* **PROBLEM TO SOLVE**: Reprint all entries without any alteration.

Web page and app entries
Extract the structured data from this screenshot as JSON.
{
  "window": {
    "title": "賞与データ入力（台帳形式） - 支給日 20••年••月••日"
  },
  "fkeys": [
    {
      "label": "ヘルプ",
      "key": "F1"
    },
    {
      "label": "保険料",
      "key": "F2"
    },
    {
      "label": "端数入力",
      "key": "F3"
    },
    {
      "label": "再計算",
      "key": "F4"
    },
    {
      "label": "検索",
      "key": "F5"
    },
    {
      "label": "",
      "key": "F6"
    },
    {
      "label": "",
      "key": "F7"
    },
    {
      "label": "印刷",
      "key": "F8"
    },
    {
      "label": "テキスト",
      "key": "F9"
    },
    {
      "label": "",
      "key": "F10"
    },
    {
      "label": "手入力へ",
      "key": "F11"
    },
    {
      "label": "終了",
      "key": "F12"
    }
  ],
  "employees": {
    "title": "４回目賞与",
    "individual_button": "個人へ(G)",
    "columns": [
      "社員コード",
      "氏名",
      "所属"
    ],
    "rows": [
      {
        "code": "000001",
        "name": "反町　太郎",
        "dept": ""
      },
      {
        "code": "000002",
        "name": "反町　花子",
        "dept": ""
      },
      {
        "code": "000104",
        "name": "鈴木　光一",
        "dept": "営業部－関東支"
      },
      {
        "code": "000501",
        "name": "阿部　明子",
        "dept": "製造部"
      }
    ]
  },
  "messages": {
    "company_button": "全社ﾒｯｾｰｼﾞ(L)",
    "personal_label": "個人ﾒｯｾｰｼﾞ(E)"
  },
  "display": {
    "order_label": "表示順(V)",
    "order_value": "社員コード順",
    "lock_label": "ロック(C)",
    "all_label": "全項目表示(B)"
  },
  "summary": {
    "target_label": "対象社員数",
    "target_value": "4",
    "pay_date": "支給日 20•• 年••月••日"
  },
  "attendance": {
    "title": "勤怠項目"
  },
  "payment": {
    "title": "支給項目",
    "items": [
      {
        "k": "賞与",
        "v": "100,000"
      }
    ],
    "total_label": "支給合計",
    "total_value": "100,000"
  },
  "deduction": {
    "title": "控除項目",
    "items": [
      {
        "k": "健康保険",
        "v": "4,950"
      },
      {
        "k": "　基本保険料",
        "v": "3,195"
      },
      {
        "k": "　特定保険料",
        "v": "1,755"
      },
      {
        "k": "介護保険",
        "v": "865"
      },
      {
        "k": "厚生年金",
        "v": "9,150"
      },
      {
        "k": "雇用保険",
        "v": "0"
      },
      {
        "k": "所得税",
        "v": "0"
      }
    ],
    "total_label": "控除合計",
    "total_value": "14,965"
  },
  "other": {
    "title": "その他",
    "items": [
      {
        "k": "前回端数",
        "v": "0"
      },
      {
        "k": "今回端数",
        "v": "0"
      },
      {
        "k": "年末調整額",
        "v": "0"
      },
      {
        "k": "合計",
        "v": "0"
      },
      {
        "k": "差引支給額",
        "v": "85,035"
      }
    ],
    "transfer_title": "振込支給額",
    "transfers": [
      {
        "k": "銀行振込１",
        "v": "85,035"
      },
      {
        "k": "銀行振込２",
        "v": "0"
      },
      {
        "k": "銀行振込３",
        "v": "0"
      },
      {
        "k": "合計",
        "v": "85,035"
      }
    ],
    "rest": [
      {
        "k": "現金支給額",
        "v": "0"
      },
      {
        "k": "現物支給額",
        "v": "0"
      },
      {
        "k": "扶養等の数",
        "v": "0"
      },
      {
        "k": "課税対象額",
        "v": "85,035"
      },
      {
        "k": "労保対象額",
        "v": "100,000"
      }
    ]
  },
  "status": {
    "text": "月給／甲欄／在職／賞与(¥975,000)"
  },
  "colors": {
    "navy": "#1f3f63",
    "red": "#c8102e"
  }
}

* **RESPONSE FOR THIS EXERCISE**:
Extract the structured data from this screenshot as JSON.
{
  "window": {
    "title": "賞与データ入力（台帳形式） - 支給日 20••年••月••日"
  },
  "fkeys": [
    {
      "label": "ヘルプ",
      "key": "F1"
    },
    {
      "label": "保険料",
      "key": "F2"
    },
    {
      "label": "端数入力",
      "key": "F3"
    },
    {
      "label": "再計算",
      "key": "F4"
    },
    {
      "label": "検索",
      "key": "F5"
    },
    {
      "label": "",
      "key": "F6"
    },
    {
      "label": "",
      "key": "F7"
    },
    {
      "label": "印刷",
      "key": "F8"
    },
    {
      "label": "テキスト",
      "key": "F9"
    },
    {
      "label": "",
      "key": "F10"
    },
    {
      "label": "手入力へ",
      "key": "F11"
    },
    {
      "label": "終了",
      "key": "F12"
    }
  ],
  "employees": {
    "title": "４回目賞与",
    "individual_button": "個人へ(G)",
    "columns": [
      "社員コード",
      "氏名",
      "所属"
    ],
    "rows": [
      {
        "code": "000001",
        "name": "反町　太郎",
        "dept": ""
      },
      {
        "code": "000002",
        "name": "反町　花子",
        "dept": ""
      },
      {
        "code": "000104",
        "name": "鈴木　光一",
        "dept": "営業部－関東支"
      },
      {
        "code": "000501",
        "name": "阿部　明子",
        "dept": "製造部"
      }
    ]
  },
  "messages": {
    "company_button": "全社ﾒｯｾｰｼﾞ(L)",
    "personal_label": "個人ﾒｯｾｰｼﾞ(E)"
  },
  "display": {
    "order_label": "表示順(V)",
    "order_value": "社員コード順",
    "lock_label": "ロック(C)",
    "all_label": "全項目表示(B)"
  },
  "summary": {
    "target_label": "対象社員数",
    "target_value": "4",
    "pay_date": "支給日 20•• 年••月••日"
  },
  "attendance": {
    "title": "勤怠項目"
  },
  "payment": {
    "title": "支給項目",
    "items": [
      {
        "k": "賞与",
        "v": "100,000"
      }
    ],
    "total_label": "支給合計",
    "total_value": "100,000"
  },
  "deduction": {
    "title": "控除項目",
    "items": [
      {
        "k": "健康保険",
        "v": "4,950"
      },
      {
        "k": "　基本保険料",
        "v": "3,195"
      },
      {
        "k": "　特定保険料",
        "v": "1,755"
      },
      {
        "k": "介護保険",
        "v": "865"
      },
      {
        "k": "厚生年金",
        "v": "9,150"
      },
      {
        "k": "雇用保険",
        "v": "0"
      },
      {
        "k": "所得税",
        "v": "0"
      }
    ],
    "total_label": "控除合計",
    "total_value": "14,965"
  },
  "other": {
    "title": "その他",
    "items": [
      {
        "k": "前回端数",
        "v": "0"
      },
      {
        "k": "今回端数",
        "v": "0"
      },
      {
        "k": "年末調整額",
        "v": "0"
      },
      {
        "k": "合計",
        "v": "0"
      },
      {
        "k": "差引支給額",
        "v": "85,035"
      }
    ],
    "transfer_title": "振込支給額",
    "transfers": [
      {
        "k": "銀行振込１",
        "v": "85,035"
      },
      {
        "k": "銀行振込２",
        "v": "0"
      },
      {
        "k": "銀行振込３",
        "v": "0"
      },
      {
        "k": "合計",
        "v": "85,035"
      }
    ],
    "rest": [
      {
        "k": "現金支給額",
        "v": "0"
      },
      {
        "k": "現物支給額",
        "v": "0"
      },
      {
        "k": "扶養等の数",
        "v": "0"
      },
      {
        "k": "課税対象額",
        "v": "85,035"
      },
      {
        "k": "労保対象額",
        "v": "100,000"
      }
    ]
  },
  "status": {
    "text": "月給／甲欄／在職／賞与(¥975,000)"
  },
  "colors": {
    "navy": "#1f3f63",
    "red": "#c8102e"
  }
}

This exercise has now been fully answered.